I received an advance copy of this book from NetGalley and this is my voluntary review.
Top Ten Tuesdays are a weekly meme hosted by That Artsy Reader Girl. This week is a free week so my topic will be favorite diverse reads. As an African American female author, I love to read books by diverse authors with diverse characters. Therefore, here are ten of my favorite diverse reads.
1) The Freya Snow Series
This was the most diverse fantasy series, or series in general, that I have ever read. Literally ever. Freya, the main character, is autistic and bisexual. Along the way, she meets other characters on the autism spectrum, wheelchair-bound, deaf, LGBT+, and racially diverse. That’s only naming a few of the many different characters that L.C. Mawson has in her Freya Snow series, Rebel Series, Aspects Series, and other series’. They also discuss a variety of issues, such as domestic violence, sexual assault, and racism. The storylines are amazing, and every new book has me excited to see what new characters I will meet. You absolutely HAVE to check out her books.
2) The Hate U Give
This book discusses police brutality in a fictional setting through the eyes of a sixteen-year-old African American girl named Starr, who sees her best friend shot in front of her by a cop simply for moving too quickly during a traffic stop. This book is definitely a book that I think more people should read.
3) The Leopard Child
I’ve never read an African fantasy novel before this one, and this one definitely set my expectations high. Kadogos doesn’t want to be the typical female that her tribe wants her to be, and she doesn’t want to go through the horrible women’s ritual. She wants to be a warrior and fight like her twin brother.
Fen lives in New Orleans, which has been cut off from the rest of the United States by a wall, following a string of strong storms that damaged some Southern states beyond repair.
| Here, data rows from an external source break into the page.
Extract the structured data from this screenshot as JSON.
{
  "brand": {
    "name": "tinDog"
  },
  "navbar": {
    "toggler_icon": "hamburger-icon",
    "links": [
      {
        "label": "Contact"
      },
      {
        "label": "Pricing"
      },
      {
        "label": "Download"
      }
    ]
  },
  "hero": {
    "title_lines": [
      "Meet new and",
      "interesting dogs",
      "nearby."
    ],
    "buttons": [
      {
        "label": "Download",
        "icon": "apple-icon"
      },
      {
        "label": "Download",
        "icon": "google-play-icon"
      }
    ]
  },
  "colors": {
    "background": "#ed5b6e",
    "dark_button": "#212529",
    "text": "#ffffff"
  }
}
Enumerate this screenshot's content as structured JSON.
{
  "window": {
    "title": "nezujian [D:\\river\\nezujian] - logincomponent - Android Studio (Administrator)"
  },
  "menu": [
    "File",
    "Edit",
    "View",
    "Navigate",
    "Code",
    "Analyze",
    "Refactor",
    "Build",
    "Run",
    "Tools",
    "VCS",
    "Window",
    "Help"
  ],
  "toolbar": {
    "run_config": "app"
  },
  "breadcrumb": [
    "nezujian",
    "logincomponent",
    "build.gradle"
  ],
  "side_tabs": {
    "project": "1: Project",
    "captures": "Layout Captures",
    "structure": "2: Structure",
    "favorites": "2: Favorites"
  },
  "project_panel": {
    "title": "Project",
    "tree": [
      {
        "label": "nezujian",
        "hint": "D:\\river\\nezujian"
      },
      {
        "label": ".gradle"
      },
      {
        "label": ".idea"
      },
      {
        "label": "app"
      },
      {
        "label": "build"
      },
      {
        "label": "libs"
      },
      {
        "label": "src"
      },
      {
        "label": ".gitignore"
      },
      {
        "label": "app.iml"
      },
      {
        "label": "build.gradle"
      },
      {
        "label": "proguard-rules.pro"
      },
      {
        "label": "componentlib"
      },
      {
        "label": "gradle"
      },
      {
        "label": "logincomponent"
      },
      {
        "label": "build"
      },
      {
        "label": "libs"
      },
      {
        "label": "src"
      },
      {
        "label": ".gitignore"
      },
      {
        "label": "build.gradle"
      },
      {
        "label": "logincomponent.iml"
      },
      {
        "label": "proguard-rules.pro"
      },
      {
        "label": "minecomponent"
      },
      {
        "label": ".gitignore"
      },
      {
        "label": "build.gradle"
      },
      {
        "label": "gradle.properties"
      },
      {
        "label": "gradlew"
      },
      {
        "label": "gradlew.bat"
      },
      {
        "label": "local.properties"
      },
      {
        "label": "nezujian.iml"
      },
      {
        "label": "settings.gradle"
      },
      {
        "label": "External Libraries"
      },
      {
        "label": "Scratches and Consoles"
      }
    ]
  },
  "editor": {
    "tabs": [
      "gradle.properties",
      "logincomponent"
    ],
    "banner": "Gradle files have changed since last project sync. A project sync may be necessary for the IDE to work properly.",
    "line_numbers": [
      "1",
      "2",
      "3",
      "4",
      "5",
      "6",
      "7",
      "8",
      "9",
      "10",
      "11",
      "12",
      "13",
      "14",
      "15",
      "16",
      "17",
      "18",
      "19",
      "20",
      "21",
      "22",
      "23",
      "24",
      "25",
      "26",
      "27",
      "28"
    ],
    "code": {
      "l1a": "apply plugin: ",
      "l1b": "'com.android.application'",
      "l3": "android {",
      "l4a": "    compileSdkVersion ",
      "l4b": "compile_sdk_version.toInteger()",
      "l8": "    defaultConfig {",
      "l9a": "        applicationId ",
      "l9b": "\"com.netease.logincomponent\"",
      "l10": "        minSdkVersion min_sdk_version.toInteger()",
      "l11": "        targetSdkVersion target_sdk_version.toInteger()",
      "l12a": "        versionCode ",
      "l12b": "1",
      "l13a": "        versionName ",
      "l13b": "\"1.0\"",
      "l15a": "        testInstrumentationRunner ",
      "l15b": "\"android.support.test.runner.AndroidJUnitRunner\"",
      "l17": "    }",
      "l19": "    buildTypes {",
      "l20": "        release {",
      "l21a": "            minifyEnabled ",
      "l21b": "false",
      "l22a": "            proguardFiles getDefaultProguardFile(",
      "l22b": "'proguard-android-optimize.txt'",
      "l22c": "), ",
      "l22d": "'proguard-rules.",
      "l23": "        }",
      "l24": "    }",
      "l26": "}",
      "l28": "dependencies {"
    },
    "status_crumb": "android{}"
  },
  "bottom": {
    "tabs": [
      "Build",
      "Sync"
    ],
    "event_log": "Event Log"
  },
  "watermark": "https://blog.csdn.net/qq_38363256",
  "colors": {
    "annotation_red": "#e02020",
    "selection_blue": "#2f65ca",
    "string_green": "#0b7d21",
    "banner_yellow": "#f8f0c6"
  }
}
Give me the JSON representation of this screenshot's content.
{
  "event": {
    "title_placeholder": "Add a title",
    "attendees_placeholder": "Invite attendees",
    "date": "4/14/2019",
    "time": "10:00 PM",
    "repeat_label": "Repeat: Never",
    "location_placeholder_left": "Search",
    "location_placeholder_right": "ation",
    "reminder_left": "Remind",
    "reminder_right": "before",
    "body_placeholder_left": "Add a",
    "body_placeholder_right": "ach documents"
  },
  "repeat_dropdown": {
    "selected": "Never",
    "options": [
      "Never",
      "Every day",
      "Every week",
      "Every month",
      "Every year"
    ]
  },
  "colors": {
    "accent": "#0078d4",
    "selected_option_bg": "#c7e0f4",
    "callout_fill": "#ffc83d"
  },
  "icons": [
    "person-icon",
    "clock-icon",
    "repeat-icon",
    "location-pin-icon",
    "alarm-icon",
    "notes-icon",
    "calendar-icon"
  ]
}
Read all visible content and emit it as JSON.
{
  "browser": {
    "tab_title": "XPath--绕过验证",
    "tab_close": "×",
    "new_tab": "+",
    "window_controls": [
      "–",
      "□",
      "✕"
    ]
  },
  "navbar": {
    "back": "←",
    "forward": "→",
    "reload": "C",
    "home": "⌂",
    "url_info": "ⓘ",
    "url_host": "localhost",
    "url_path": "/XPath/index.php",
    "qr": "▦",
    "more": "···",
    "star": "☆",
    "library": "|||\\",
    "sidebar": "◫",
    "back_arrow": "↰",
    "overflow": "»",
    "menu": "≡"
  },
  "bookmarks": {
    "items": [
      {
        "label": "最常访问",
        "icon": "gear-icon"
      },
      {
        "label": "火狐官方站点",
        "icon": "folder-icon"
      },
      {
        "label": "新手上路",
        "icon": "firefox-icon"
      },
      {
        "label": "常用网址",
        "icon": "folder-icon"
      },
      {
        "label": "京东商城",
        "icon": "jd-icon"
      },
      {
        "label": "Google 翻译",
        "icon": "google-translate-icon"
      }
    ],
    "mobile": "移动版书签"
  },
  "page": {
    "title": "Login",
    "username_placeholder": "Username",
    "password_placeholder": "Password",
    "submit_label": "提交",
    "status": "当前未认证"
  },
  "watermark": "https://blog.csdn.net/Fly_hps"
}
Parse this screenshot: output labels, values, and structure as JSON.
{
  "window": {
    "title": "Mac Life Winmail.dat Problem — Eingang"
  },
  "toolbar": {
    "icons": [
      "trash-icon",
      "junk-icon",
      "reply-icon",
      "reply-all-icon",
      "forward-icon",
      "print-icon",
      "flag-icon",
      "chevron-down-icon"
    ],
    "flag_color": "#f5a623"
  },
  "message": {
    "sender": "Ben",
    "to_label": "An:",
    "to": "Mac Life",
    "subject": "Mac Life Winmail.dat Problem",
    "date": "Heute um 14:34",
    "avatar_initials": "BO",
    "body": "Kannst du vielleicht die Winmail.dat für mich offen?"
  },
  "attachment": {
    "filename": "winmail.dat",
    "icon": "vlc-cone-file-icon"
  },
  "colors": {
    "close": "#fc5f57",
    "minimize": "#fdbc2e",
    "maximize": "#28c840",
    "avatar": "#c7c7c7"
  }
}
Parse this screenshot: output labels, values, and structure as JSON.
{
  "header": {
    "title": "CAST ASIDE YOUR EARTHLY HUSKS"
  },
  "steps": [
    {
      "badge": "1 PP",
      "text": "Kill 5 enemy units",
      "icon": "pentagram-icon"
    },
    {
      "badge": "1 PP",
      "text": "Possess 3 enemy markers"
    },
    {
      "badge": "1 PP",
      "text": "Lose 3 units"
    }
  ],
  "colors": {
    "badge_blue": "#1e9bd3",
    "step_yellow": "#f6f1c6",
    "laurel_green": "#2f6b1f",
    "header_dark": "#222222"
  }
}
She has the baby of her friend who died in childbirth, and when she meets a scientist, she offers to help him in exchange for the baby to have a better life.
5) The Epic Crush of Genie Lo
This story is Percy Jackson, but with a female main character and Chinese mythology! Genie meets a boy named Quentin Sun, and he seems determined to ruin her life. However, he tells her that he is Sun Wukong, the Monkey King, and tells her that she has powers.
6) Out of My Mind
Melody can’t walk or talk, but that doesn’t mean that she isn’t smart. She has a photographic memory, loves to go to school and listen to audiobooks, and loves her new baby sister. Yet her and her mother have to fight for her to be treated equally and for people to look past her wheelchair and see into her mind.
7) The Red Pyramid
This is my favorite series by Rick Riordan yet. I loved the inclusion of Egyptian mythology, and I felt like the backstory of Carter and Sadie was developed so well. Seeing them work together towards common goals throughout the whole series made the books fun and enjoyable.
8) On the Edge of Gone
This book is a dystopian thriller with an autistic main character. While the other characters of the novel have to fight to survive in the horrible conditions, Denise must fight to seem useful enough to stay on the ship. It doesn’t help that her mother abuses drugs, and so she must work twice as hard. All she wants is to be safe so that she doesn’t have to live outside, but some people are just unwilling to see past her minor quirks.
9) Children of Blood and Bone
Even though I haven’t read this book yet, I bought a copy and I have heard amazing things about it. I can’t wait to try it out! This year is definitely going to be a good year for fantasy novels written by POC authors.
10) Dread Nation
I’ve also heard great things about this book, so I went ahead and bought it when I bought COBAB. I can’t wait to get started with both!